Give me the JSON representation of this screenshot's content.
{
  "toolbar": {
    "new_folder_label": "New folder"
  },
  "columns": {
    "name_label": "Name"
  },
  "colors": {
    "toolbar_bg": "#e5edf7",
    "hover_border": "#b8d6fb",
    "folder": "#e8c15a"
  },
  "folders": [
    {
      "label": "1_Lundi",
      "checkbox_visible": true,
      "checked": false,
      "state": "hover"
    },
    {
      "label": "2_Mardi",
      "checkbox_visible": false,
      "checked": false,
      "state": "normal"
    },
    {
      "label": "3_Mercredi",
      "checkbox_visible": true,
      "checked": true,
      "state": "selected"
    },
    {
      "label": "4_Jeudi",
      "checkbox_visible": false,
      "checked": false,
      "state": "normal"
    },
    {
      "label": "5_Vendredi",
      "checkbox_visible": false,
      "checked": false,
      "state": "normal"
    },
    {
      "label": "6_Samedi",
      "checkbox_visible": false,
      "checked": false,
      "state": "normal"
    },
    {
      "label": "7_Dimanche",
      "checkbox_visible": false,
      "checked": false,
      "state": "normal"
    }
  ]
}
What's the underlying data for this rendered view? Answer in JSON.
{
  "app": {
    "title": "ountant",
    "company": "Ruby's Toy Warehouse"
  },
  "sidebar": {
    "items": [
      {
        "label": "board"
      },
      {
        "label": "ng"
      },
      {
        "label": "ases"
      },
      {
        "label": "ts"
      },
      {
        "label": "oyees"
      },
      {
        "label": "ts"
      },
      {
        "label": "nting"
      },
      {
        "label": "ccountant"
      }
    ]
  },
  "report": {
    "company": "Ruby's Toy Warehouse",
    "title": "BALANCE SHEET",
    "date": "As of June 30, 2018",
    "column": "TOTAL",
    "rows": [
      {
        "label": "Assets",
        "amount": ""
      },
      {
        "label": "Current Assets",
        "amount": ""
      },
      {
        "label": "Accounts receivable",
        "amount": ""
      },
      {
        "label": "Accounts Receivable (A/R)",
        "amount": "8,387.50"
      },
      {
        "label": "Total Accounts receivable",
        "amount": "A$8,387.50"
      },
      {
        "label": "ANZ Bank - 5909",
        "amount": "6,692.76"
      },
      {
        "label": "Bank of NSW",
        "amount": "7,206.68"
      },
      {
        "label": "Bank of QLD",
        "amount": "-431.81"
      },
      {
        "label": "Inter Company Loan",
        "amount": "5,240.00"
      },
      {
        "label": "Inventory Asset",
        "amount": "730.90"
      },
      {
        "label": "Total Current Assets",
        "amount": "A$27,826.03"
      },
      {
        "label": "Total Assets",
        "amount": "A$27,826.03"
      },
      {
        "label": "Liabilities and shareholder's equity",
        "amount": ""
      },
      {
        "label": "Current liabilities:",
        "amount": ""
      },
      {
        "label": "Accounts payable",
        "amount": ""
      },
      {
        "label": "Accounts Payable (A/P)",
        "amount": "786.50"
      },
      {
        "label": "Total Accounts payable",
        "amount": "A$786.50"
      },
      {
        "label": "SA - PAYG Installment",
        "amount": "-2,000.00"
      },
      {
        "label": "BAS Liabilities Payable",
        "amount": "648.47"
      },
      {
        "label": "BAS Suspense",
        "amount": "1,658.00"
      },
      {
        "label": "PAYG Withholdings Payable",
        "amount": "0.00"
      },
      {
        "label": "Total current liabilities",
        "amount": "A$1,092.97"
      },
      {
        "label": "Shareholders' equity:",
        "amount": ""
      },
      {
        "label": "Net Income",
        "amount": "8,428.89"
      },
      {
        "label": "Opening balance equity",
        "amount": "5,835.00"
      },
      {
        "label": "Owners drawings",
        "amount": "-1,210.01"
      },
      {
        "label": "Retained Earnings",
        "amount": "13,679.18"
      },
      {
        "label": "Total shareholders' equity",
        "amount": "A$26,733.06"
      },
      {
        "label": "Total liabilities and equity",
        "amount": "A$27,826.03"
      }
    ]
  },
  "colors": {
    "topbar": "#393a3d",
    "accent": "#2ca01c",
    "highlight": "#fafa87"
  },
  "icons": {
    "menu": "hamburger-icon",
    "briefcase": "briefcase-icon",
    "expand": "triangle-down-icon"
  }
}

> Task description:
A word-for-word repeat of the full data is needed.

> Reply:
Give me the JSON representation of this screenshot's content.
{
  "toolbar": {
    "new_folder_label": "New folder"
  },
  "columns": {
    "name_label": "Name"
  },
  "colors": {
    "toolbar_bg": "#e5edf7",
    "hover_border": "#b8d6fb",
    "folder": "#e8c15a"
  },
  "folders": [
    {
      "label": "1_Lundi",
      "checkbox_visible": true,
      "checked": false,
      "state": "hover"
    },
    {
      "label": "2_Mardi",
      "checkbox_visible": false,
      "checked": false,
      "state": "normal"
    },
    {
      "label": "3_Mercredi",
      "checkbox_visible": true,
      "checked": true,
      "state": "selected"
    },
    {
      "label": "4_Jeudi",
      "checkbox_visible": false,
      "checked": false,
      "state": "normal"
    },
    {
      "label": "5_Vendredi",
      "checkbox_visible": false,
      "checked": false,
      "state": "normal"
    },
    {
      "label": "6_Samedi",
      "checkbox_visible": false,
      "checked": false,
      "state": "normal"
    },
    {
      "label": "7_Dimanche",
      "checkbox_visible": false,
      "checked": false,
      "state": "normal"
    }
  ]
}
What's the underlying data for this rendered view? Answer in JSON.
{
  "app": {
    "title": "ountant",
    "company": "Ruby's Toy Warehouse"
  },
  "sidebar": {
    "items": [
      {
        "label": "board"
      },
      {
        "label": "ng"
      },
      {
        "label": "ases"
      },
      {
        "label": "ts"
      },
      {
        "label": "oyees"
      },
      {
        "label": "ts"
      },
      {
        "label": "nting"
      },
      {
        "label": "ccountant"
      }
    ]
  },
  "report": {
    "company": "Ruby's Toy Warehouse",
    "title": "BALANCE SHEET",
    "date": "As of June 30, 2018",
    "column": "TOTAL",
    "rows": [
      {
        "label": "Assets",
        "amount": ""
      },
      {
        "label": "Current Assets",
        "amount": ""
      },
      {
        "label": "Accounts receivable",
        "amount": ""
      },
      {
        "label": "Accounts Receivable (A/R)",
        "amount": "8,387.50"
      },
      {
        "label": "Total Accounts receivable",
        "amount": "A$8,387.50"
      },
      {
        "label": "ANZ Bank - 5909",
        "amount": "6,692.76"
      },
      {
        "label": "Bank of NSW",
        "amount": "7,206.68"
      },
      {
        "label": "Bank of QLD",
        "amount": "-431.81"
      },
      {
        "label": "Inter Company Loan",
        "amount": "5,240.00"
      },
      {
        "label": "Inventory Asset",
        "amount": "730.90"
      },
      {
        "label": "Total Current Assets",
        "amount": "A$27,826.03"
      },
      {
        "label": "Total Assets",
        "amount": "A$27,826.03"
      },
      {
        "label": "Liabilities and shareholder's equity",
        "amount": ""
      },
      {
        "label": "Current liabilities:",
        "amount": ""
      },
      {
        "label": "Accounts payable",
        "amount": ""
      },
      {
        "label": "Accounts Payable (A/P)",
        "amount": "786.50"
      },
      {
        "label": "Total Accounts payable",
        "amount": "A$786.50"
      },
      {
        "label": "SA - PAYG Installment",
        "amount": "-2,000.00"
      },
      {
        "label": "BAS Liabilities Payable",
        "amount": "648.47"
      },
      {
        "label": "BAS Suspense",
        "amount": "1,658.00"
      },
      {
        "label": "PAYG Withholdings Payable",
        "amount": "0.00"
      },
      {
        "label": "Total current liabilities",
        "amount": "A$1,092.97"
      },
      {
        "label": "Shareholders' equity:",
        "amount": ""
      },
      {
        "label": "Net Income",
        "amount": "8,428.89"
      },
      {
        "label": "Opening balance equity",
        "amount": "5,835.00"
      },
      {
        "label": "Owners drawings",
        "amount": "-1,210.01"
      },
      {
        "label": "Retained Earnings",
        "amount": "13,679.18"
      },
      {
        "label": "Total shareholders' equity",
        "amount": "A$26,733.06"
      },
      {
        "label": "Total liabilities and equity",
        "amount": "A$27,826.03"
      }
    ]
  },
  "colors": {
    "topbar": "#393a3d",
    "accent": "#2ca01c",
    "highlight": "#fafa87"
  },
  "icons": {
    "menu": "hamburger-icon",
    "briefcase": "briefcase-icon",
    "expand": "triangle-down-icon"
  }
}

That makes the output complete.